Hall of Fame: Elway in 2004

43. Terry Bradshaw vs. Vince Ferragamo, 1979

Final score: Steelers 31, Rams 19

Hall of Fame: Bradshaw in 1989

44. Troy Aikman vs. Neil O’Donnell, 1995

Final score: Cowboys 27, Steelers 17

Hall of Fame: Aikman in 2006

45. Nick Foles vs. Tom Brady, 2017

Final score: Eagles 41, Patriots 33

Hall of Fame: Both still active

46. Mark Rypien vs. Jim Kelly, 1991

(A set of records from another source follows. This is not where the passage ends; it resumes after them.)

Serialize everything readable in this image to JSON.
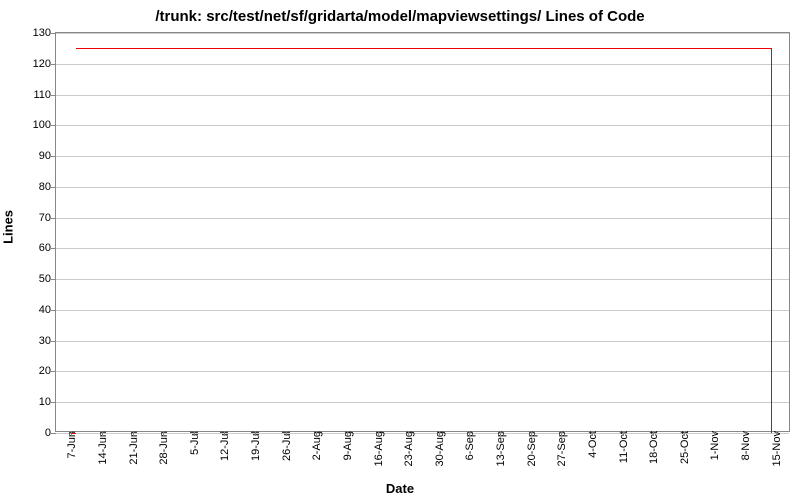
{
  "chart_data": {
    "type": "line",
    "title": "/trunk: src/test/net/sf/gridarta/model/mapviewsettings/ Lines of Code",
    "xlabel": "Date",
    "ylabel": "Lines",
    "ylim": [
      0,
      130
    ],
    "yticks": [
      0,
      10,
      20,
      30,
      40,
      50,
      60,
      70,
      80,
      90,
      100,
      110,
      120,
      130
    ],
    "xticks": [
      "7-Jun",
      "14-Jun",
      "21-Jun",
      "28-Jun",
      "5-Jul",
      "12-Jul",
      "19-Jul",
      "26-Jul",
      "2-Aug",
      "9-Aug",
      "16-Aug",
      "23-Aug",
      "30-Aug",
      "6-Sep",
      "13-Sep",
      "20-Sep",
      "27-Sep",
      "4-Oct",
      "11-Oct",
      "18-Oct",
      "25-Oct",
      "1-Nov",
      "8-Nov",
      "15-Nov"
    ],
    "series": [
      {
        "name": "Lines of Code",
        "color": "#e00000",
        "points": [
          {
            "x": "7-Jun",
            "y": 0
          },
          {
            "x": "8-Jun",
            "y": 125
          },
          {
            "x": "14-Nov",
            "y": 125
          },
          {
            "x": "14-Nov",
            "y": 0
          }
        ]
      }
    ]
  }
}
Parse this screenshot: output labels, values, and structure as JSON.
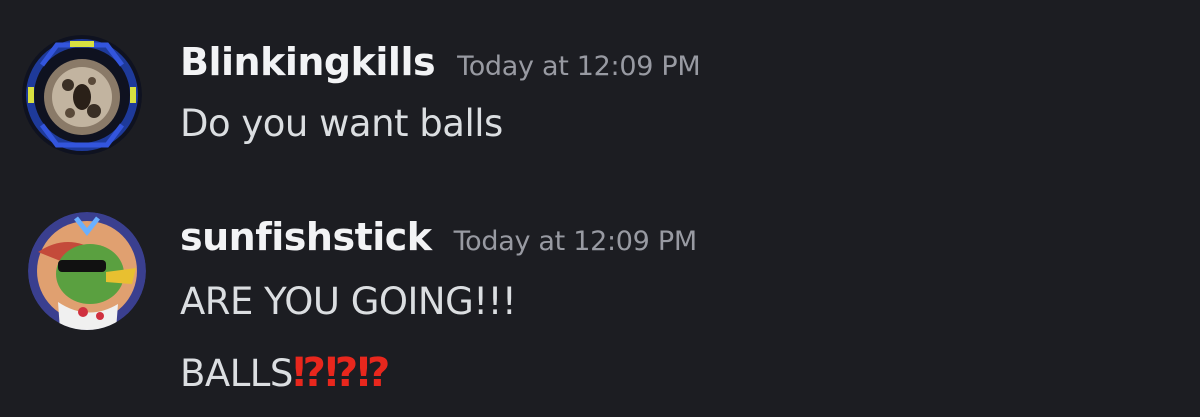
{
  "messages": [
    {
      "author": "Blinkingkills",
      "timestamp": "Today at 12:09 PM",
      "avatar_icon": "user-avatar-circuit-ring",
      "lines": [
        "Do you want balls"
      ]
    },
    {
      "author": "sunfishstick",
      "timestamp": "Today at 12:09 PM",
      "avatar_icon": "user-avatar-green-bird",
      "lines": [
        "ARE YOU GOING!!!",
        "BALLS"
      ],
      "trailing_emoji": "⁉⁉⁉"
    }
  ],
  "colors": {
    "background": "#1c1d22",
    "username": "#f2f3f5",
    "timestamp": "#989aa2",
    "message_text": "#dbdee1",
    "emoji": "#e8271d"
  }
}
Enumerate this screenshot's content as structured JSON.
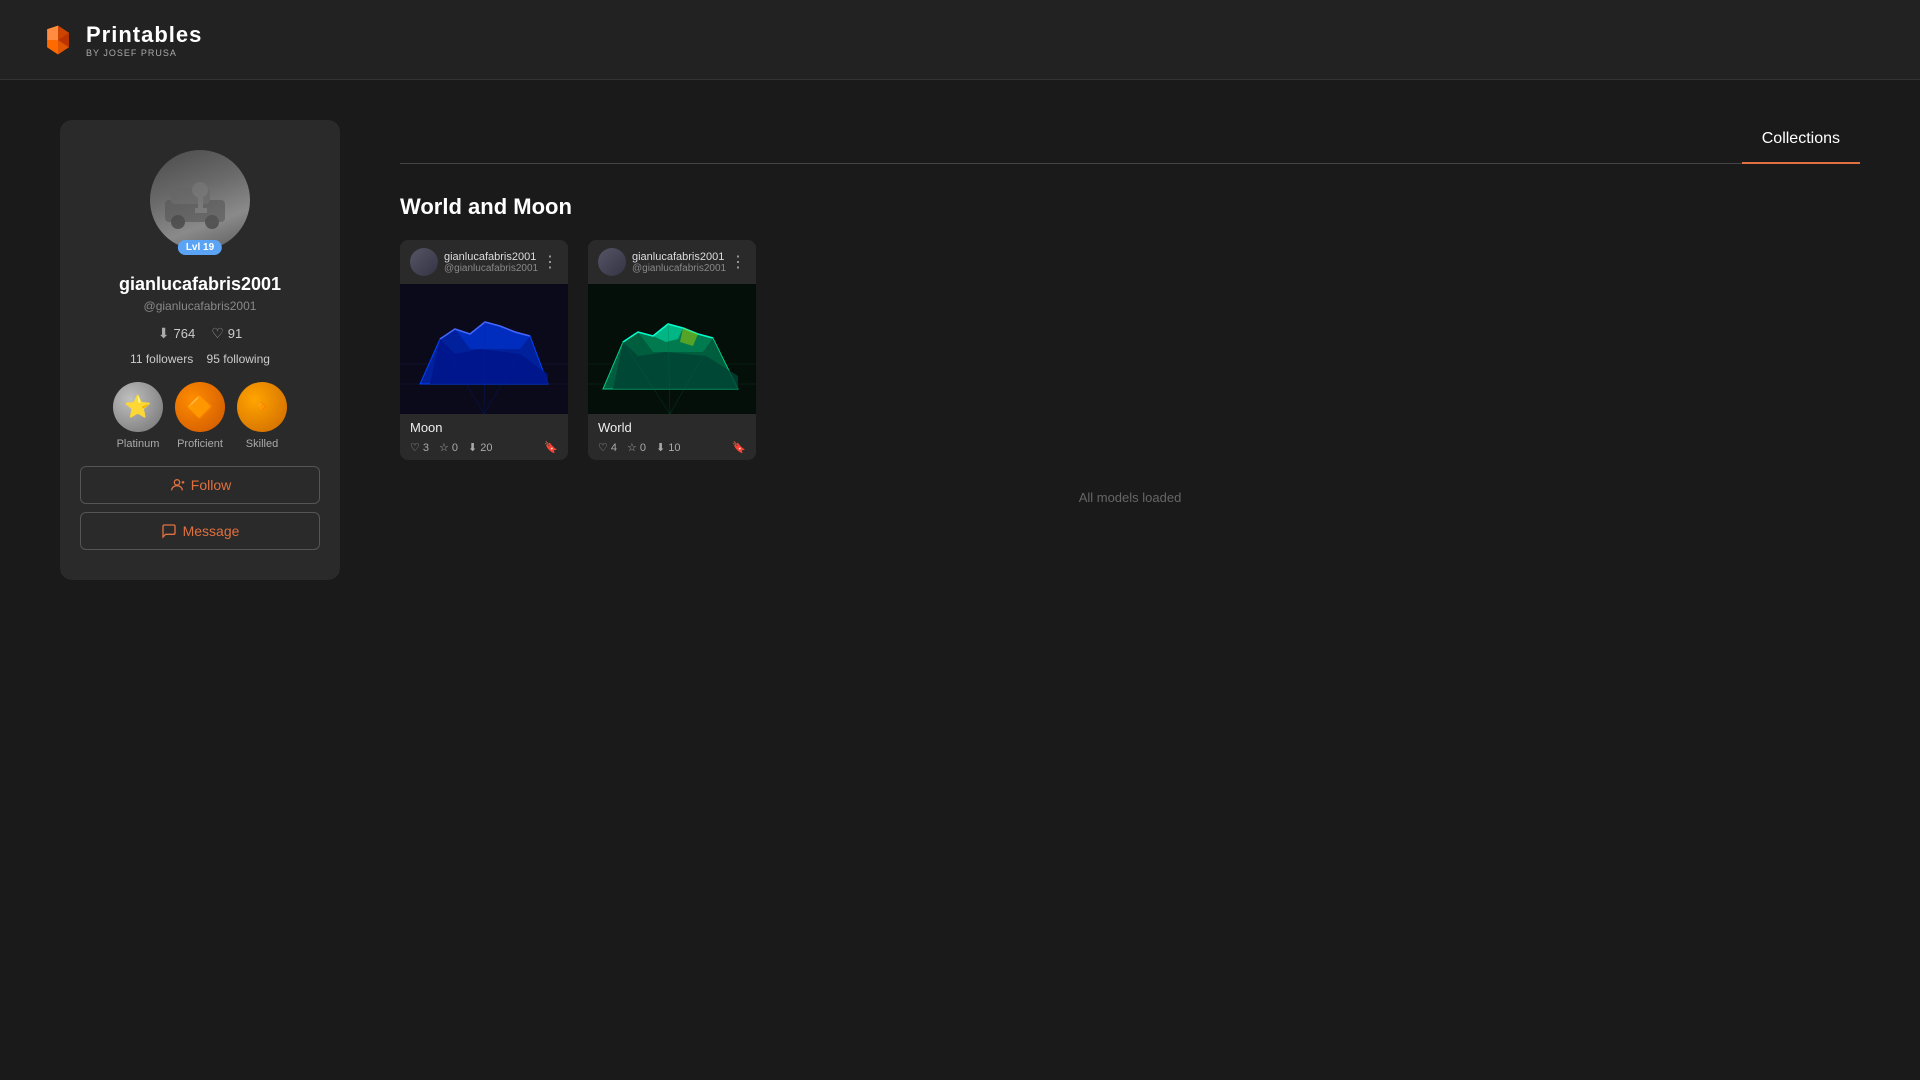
{
  "header": {
    "logo_main": "Printables",
    "logo_sub": "BY JOSEF PRUSA"
  },
  "profile": {
    "username": "gianlucafabris2001",
    "handle": "@gianlucafabris2001",
    "level": "Lvl 19",
    "downloads": "764",
    "likes": "91",
    "followers_count": "11",
    "followers_label": "followers",
    "following_count": "95",
    "following_label": "following",
    "badges": [
      {
        "name": "Platinum",
        "type": "platinum"
      },
      {
        "name": "Proficient",
        "type": "proficient"
      },
      {
        "name": "Skilled",
        "type": "skilled"
      }
    ],
    "follow_button": "Follow",
    "message_button": "Message"
  },
  "tabs": {
    "collections_label": "Collections"
  },
  "collection": {
    "title": "World and Moon",
    "models": [
      {
        "name": "Moon",
        "username": "gianlucafabris2001",
        "handle": "@gianlucafabris2001",
        "likes": "3",
        "stars": "0",
        "downloads": "20",
        "type": "moon"
      },
      {
        "name": "World",
        "username": "gianlucafabris2001",
        "handle": "@gianlucafabris2001",
        "likes": "4",
        "stars": "0",
        "downloads": "10",
        "type": "world"
      }
    ],
    "all_loaded_text": "All models loaded"
  }
}
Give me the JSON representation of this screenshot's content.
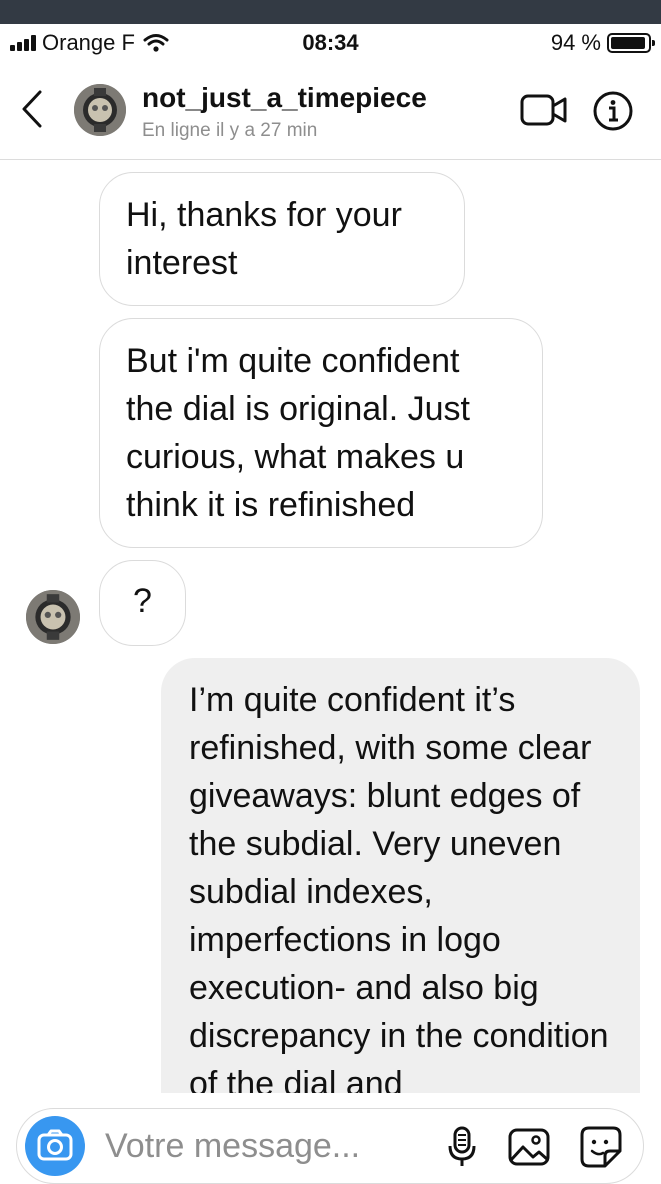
{
  "status": {
    "carrier": "Orange F",
    "time": "08:34",
    "battery_text": "94 %",
    "battery_level": 0.94
  },
  "header": {
    "username": "not_just_a_timepiece",
    "presence": "En ligne il y a 27 min",
    "icons": [
      "back-chevron-icon",
      "watch-avatar",
      "video-call-icon",
      "info-icon"
    ]
  },
  "messages": [
    {
      "sender": "them",
      "text": "Hi, thanks for your interest"
    },
    {
      "sender": "them",
      "text": "But i'm quite confident the dial is original. Just curious, what makes u think it is refinished"
    },
    {
      "sender": "them",
      "text": "?"
    },
    {
      "sender": "me",
      "text": "I’m quite confident it’s refinished, with some clear giveaways: blunt edges of the subdial. Very uneven subdial indexes, imperfections in logo execution- and also big discrepancy in the condition of the dial and"
    }
  ],
  "composer": {
    "placeholder": "Votre message...",
    "icons": [
      "camera-icon",
      "microphone-icon",
      "gallery-icon",
      "sticker-icon"
    ]
  },
  "colors": {
    "accent": "#3897f0",
    "incoming_border": "#dbdbdb",
    "outgoing_bg": "#efefef",
    "muted_text": "#8e8e8e"
  }
}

Final score: Washington 37, Bills 24

Hall of Fame: Kelly in 2002

47. Jeff Hostetler vs. Jim Kelly, 1990

Final score: Giants 20, Bills 19

Hall of Fame: Kelly in 2002

48. Jim Plunkett vs. Joe Theismann, 1983

Final score: Raiders 38, Washington 9

Hall of Fame: Plunkett eligible since 1992, Theismann eligible since 1991

49. Jim Plunkett vs. Ron Jaworski, 1980

Final score: Raiders 27, Eagles 10

Hall of Fame: Plunkett eligible since 1992

50. Joe Theismann vs. David Woodley, 1982

Final score: Washington 27, Dolphins 17

Hall of Fame: Theismann eligible since 1991

51. Jim McMahon vs. Tony Eason, 1985

Final score: Bears 46, Patriots 10

52. Ben Roethlisberger vs. Matt Hasselbeck, 2005

Final score: Steelers 21, Seahawks 10

Hall of Fame: Roethlisberger still active

53. Joe Flacco v. Colin Kaepernick, 2012

Final score: Ravens 34, 49ers 31

54. Brad Johnson vs. Rich Gannon, 2002

Final score: Buccaneers 48, Raiders 21

55. Trent Dilfer vs. Kerry Collins, 2000

Final score: Ravens 34, Giants 7


- Advertisement -spot_img

More articles


Please enter your comment!
Please enter your name here

- Advertisement -spot_img

Latest article